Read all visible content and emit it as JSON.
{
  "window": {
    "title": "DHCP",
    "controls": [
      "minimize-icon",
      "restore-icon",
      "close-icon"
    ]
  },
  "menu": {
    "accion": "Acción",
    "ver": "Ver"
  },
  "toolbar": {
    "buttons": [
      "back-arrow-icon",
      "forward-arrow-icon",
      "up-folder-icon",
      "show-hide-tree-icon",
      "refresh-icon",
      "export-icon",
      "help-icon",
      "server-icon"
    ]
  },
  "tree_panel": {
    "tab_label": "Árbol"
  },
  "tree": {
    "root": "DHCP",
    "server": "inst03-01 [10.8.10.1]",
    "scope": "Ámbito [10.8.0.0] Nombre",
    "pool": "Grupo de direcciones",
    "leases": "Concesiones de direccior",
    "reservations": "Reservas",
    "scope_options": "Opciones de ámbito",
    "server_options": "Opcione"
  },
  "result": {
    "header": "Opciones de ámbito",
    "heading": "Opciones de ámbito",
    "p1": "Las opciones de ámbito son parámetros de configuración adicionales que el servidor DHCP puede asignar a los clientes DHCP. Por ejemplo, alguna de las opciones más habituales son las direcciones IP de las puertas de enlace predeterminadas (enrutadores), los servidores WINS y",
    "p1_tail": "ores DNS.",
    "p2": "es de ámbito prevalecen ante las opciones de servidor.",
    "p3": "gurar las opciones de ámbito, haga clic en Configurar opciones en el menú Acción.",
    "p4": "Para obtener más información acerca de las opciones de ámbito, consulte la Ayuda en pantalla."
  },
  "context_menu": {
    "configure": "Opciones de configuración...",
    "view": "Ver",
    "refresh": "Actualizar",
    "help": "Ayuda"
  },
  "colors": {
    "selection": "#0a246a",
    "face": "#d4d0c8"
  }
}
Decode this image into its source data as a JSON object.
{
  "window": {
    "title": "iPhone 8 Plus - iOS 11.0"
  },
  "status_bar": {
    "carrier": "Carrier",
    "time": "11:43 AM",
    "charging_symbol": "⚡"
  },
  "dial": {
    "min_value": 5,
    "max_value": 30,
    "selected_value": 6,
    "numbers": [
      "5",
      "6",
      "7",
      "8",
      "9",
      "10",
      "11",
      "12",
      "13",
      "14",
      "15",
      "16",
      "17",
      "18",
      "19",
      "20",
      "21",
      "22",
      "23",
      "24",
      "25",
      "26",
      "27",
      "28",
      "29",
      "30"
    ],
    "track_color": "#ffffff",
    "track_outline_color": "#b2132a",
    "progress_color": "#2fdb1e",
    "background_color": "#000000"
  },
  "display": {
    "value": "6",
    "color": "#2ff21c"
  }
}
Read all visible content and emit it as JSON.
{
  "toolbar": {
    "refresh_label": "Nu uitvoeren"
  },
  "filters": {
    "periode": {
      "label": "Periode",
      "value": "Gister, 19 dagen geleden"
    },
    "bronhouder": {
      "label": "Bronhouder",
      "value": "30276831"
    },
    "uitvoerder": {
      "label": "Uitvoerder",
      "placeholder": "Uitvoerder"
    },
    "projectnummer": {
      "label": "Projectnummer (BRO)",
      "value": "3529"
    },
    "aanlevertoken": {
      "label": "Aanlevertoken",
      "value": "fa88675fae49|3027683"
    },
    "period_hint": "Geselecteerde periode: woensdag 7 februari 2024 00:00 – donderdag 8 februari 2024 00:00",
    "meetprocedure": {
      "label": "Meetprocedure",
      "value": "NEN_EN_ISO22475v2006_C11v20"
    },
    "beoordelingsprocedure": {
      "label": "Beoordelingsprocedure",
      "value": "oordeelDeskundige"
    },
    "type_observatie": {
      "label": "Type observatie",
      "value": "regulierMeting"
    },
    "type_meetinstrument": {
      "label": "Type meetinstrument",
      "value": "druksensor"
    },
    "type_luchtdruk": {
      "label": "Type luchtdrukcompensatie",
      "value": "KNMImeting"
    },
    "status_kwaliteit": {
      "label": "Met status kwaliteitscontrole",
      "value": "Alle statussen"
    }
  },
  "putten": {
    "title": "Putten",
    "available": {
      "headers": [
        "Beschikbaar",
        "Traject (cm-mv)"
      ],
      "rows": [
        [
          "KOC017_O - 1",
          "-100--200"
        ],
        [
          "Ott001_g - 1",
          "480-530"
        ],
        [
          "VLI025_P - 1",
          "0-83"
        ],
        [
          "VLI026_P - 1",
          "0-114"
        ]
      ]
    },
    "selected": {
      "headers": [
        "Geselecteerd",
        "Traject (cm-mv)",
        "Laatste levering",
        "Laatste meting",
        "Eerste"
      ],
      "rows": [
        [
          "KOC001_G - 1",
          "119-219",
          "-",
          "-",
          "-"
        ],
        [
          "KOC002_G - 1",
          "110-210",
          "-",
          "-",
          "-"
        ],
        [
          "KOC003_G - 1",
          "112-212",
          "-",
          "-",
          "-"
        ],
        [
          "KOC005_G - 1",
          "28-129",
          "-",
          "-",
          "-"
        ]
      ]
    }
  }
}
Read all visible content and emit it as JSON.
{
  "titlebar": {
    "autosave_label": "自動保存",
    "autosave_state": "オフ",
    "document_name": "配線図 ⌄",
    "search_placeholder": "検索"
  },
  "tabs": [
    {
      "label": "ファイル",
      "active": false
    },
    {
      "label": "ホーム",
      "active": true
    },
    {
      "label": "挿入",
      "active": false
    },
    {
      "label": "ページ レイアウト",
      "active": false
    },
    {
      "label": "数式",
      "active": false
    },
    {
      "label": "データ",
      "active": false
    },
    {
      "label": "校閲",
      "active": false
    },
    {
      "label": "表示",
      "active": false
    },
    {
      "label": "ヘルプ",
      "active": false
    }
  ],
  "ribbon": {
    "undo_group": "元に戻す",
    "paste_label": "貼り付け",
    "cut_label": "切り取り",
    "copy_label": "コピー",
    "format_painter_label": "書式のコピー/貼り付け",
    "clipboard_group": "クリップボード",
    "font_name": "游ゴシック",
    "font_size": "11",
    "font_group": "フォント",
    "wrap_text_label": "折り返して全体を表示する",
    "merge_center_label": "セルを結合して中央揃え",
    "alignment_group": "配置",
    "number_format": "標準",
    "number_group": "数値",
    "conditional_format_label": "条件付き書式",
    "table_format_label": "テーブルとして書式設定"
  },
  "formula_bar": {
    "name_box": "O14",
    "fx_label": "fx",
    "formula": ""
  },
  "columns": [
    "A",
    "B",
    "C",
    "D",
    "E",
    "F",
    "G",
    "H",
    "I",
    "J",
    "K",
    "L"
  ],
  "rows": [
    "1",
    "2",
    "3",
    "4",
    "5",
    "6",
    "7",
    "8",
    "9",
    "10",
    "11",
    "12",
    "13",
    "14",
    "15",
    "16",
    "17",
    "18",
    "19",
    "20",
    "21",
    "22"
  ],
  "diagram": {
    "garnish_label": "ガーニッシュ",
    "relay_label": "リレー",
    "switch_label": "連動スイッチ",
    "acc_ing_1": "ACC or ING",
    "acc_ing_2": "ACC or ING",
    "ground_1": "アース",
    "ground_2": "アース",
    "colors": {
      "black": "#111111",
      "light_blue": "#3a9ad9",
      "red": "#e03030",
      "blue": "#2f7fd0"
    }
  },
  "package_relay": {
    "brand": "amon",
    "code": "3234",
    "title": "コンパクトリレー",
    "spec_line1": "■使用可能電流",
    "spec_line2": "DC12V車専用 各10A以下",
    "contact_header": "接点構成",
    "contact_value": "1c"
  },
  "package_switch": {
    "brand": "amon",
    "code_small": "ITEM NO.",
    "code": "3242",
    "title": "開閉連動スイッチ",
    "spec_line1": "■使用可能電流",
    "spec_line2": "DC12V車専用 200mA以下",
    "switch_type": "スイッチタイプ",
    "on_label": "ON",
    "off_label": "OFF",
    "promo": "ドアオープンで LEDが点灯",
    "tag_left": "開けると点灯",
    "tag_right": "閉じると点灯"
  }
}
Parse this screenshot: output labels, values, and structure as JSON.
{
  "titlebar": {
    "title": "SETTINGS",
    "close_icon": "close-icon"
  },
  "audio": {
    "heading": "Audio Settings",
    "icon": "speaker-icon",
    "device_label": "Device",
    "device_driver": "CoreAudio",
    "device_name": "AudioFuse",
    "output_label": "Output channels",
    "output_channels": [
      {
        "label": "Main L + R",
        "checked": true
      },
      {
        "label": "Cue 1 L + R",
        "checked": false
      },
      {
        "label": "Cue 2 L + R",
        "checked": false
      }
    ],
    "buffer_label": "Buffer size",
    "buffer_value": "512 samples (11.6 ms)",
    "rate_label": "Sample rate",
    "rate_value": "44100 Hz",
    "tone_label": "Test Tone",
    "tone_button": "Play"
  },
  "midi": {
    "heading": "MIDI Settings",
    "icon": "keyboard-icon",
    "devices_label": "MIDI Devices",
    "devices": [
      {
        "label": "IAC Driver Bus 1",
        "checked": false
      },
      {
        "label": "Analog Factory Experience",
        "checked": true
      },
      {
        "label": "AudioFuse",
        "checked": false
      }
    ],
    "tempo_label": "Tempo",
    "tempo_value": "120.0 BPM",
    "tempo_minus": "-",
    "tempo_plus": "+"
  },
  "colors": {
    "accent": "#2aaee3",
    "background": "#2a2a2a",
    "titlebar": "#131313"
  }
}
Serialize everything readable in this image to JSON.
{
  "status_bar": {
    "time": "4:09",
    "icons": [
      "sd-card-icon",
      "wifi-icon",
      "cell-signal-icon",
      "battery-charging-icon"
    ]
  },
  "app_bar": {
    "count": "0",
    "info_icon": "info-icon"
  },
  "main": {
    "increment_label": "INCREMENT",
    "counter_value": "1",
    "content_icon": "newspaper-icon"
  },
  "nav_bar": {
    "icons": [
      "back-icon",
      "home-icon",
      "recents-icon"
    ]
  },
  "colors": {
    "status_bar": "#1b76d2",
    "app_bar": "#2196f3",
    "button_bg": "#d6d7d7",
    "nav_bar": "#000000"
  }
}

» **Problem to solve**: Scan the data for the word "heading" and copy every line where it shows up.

» **Expected answer**:
    "heading": "Opciones de ámbito",
    "heading": "Audio Settings",
    "heading": "MIDI Settings",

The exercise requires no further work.